Trans Military gives a glimpse into both the personal and professional lives of the characters and some of the struggles they face as service members who live in constant worry that they will be outed or if they are out, how they will be treated by their superiors and their peers. Dawson spoke of one instance in particular when she and Senior Airman Logan Ireland were on a Skype interview while he was on deployment and how he had to hide while speaking to her for fear of being outed. 

 “He had a couple of friends with him who knew he was trans and were completely cool with it,” Dawson said. “And there was a moment in that when he stopped mid-sentence and said, ‘Hang on,’ and you could see the look of fear on his face as three to four leaders came in and were looking around assessing the situation.”

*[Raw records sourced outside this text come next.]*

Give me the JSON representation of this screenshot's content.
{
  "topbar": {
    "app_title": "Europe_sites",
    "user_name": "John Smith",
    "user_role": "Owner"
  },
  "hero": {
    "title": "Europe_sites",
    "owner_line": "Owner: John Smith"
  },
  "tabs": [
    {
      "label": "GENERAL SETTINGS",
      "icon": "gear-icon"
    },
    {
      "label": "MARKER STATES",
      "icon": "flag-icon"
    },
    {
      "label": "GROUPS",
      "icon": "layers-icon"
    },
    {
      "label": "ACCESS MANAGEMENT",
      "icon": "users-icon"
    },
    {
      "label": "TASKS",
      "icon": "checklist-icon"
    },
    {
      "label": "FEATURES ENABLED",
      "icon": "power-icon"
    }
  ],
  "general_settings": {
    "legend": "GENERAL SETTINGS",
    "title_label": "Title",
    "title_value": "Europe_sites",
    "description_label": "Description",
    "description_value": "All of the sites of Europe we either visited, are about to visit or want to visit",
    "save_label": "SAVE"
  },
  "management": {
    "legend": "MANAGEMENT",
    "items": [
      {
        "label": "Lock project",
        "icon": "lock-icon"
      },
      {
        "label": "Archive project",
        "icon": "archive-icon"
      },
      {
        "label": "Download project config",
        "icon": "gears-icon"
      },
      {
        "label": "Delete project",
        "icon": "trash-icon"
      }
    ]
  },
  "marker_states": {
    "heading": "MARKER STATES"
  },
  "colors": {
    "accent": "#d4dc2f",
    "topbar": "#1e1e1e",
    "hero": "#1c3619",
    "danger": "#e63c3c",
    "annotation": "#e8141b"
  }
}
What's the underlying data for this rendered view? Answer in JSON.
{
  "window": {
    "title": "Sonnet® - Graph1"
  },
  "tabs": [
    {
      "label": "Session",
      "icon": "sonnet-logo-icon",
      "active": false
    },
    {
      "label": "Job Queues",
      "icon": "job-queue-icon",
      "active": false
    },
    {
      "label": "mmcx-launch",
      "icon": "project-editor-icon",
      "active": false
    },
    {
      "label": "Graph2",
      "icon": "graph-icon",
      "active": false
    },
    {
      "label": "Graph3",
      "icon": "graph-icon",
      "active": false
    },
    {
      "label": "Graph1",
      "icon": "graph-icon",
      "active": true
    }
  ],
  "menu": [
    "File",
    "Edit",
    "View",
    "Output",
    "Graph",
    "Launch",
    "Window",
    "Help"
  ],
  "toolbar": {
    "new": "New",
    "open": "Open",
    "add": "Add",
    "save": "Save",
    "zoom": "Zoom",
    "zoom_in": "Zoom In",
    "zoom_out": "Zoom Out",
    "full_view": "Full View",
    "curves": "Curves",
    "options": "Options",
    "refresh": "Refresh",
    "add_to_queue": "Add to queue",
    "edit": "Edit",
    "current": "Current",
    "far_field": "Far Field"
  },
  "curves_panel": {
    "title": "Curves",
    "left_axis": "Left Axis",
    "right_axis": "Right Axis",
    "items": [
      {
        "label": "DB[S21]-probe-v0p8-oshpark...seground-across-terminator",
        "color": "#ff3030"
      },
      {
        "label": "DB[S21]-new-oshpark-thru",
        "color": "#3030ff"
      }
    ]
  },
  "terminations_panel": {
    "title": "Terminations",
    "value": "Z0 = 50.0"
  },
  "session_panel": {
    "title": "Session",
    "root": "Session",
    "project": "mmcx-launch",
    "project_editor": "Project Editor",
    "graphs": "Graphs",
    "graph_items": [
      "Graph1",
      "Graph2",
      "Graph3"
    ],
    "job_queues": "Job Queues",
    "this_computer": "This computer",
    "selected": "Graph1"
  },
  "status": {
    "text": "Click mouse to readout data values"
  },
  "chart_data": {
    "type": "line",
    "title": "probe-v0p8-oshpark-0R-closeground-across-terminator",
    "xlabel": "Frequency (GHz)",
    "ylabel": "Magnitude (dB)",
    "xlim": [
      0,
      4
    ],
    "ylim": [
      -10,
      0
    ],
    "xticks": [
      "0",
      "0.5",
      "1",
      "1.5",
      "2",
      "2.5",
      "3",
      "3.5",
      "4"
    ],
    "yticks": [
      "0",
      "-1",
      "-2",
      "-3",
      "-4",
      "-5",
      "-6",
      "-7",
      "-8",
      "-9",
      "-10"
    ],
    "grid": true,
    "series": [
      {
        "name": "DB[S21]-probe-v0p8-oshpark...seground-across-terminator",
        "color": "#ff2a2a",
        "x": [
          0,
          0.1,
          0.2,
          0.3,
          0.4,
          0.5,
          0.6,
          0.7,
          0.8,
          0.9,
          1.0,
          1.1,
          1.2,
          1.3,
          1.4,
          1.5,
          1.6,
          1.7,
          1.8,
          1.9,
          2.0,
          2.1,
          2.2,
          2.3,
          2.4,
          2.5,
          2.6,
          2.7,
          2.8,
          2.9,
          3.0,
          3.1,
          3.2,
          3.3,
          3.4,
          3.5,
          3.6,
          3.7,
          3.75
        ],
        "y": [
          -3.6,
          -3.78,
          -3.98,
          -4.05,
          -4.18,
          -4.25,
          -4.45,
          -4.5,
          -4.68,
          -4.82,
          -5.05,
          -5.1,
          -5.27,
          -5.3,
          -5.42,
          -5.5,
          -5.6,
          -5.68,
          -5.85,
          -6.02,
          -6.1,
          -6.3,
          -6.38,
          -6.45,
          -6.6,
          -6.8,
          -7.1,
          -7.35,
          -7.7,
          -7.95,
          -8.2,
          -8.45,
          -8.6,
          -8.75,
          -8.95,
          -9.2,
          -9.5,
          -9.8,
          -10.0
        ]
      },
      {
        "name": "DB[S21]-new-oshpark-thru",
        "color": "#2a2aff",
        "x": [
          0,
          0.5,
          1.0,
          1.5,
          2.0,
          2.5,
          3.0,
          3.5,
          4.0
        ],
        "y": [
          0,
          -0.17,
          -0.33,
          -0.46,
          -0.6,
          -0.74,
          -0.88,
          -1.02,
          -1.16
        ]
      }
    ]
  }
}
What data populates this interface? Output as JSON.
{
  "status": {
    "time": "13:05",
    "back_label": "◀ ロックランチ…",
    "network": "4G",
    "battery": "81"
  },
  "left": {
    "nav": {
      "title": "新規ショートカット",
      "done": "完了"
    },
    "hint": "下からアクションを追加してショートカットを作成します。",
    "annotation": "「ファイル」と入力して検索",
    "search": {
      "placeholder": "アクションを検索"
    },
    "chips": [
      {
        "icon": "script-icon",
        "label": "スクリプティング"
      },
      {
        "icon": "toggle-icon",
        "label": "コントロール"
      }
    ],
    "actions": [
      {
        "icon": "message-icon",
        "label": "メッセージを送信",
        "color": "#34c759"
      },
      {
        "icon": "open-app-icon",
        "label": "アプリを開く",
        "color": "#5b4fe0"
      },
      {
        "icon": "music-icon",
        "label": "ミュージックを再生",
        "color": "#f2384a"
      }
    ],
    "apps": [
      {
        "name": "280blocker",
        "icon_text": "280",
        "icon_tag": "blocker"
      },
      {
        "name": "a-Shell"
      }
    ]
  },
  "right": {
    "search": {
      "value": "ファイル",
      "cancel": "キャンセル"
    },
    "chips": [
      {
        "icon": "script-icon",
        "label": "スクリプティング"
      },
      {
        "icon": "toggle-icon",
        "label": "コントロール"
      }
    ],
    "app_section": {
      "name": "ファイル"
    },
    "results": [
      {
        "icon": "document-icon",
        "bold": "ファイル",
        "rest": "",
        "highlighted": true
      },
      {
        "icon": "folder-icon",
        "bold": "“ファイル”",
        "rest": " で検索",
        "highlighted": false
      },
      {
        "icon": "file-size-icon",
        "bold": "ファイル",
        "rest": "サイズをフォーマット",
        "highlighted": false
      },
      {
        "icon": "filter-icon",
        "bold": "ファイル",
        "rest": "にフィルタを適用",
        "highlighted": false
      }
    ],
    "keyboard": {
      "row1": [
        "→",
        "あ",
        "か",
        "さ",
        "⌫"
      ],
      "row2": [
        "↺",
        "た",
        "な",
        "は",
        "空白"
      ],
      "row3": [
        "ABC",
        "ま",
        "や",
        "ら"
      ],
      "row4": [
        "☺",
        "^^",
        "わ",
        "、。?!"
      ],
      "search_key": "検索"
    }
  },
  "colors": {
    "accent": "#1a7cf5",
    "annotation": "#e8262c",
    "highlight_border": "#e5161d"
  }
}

Just when Dawson thought the film was complete and ready to be shown to the world, Trump sent out a series of tweets saying he was effectively banning all transgender people from serving in any capacity in the U.S. Military — and just like that, the progress made in the fight for trans service members took a step backward and Dawson had to re-think the ending to the film.

We had a rough cut and we thought we were finished in May of last year,” Dawson said, “but on July 26, 2017, Trump made the decision to reinstate the ban and that really shifted the film — one, in terms of how we ended the story so we had to go back into production a little bit to change the ending, but it also gave us the opportunity to reach an audience who had otherwise kind of been blind to the issue. All of a sudden mainstream film producers and mainstream audiences wanted to know more.”

Although there were moments of worry and fear for the featured service members in the film, as well as vile and hateful rhetoric coming from Trump, there were also moments of bravery and accomplishment that made what they were fighting for worth it.

In the beginning when we first started filming, the ban on open trans service had not been lifted,” said Corporal Laila Ireland. “So deciding to step forward to brave the journey of telling my story took some serious intestinal fortitude. It meant that I needed to be aware of the consequences I was willing to take in order to help make a historical change for the better.”

“After sitting down with the team and sharing my story with them, they assured me and then again reassured me that what I was doing, was in fact one of the bravest things they’ve known anyone to do,” she continued. “I was putting my life and my career on the line. It meant that I could lose absolutely everything. And they were willing to walk that line with me. The team made it easier to dive into the dark details and really capture what it was like to be a transgender person serving in today’s military.”

Trans Military has won numerous awards at film festivals throughout the country including the Audience Award and Best Feature Documentary Award at SXSW where it premiered earlier this year. The effect this film has had on audiences around the world has been groundbreaking, especially noticeable amongst the featured service members.

Since the premiere, the conversation surrounding transgender service has been taken to heights I never could have imagined,” said Corporal Ireland. “The impact of this film has been nothing less than positive and has seen support from so many different crowds across the nation. The film’s premiere is monumentally important and couldn’t come at a better time. With the current political climate constantly looming over marginalized communities, we are forced to the forefront of this fight for equality, for the right to exist. While this film is a small victory for the transgender community, there is still so much more work to do.”

Trans Military premieres tonight at 8pm on Logo and it is Dawson’s hope that during this holiday season, LGBTQ people will be able to take this film and show it to their family members and friends who may need more education or conversation around trans service members.

“I hope this film isn’t preaching to the choir,” Dawson said, “but empowering the choir.”

Trans Military premieres tonight on Logo.


Erin Faith Wilson

Erin Faith Wilson is a writer and producer based in Los Angeles.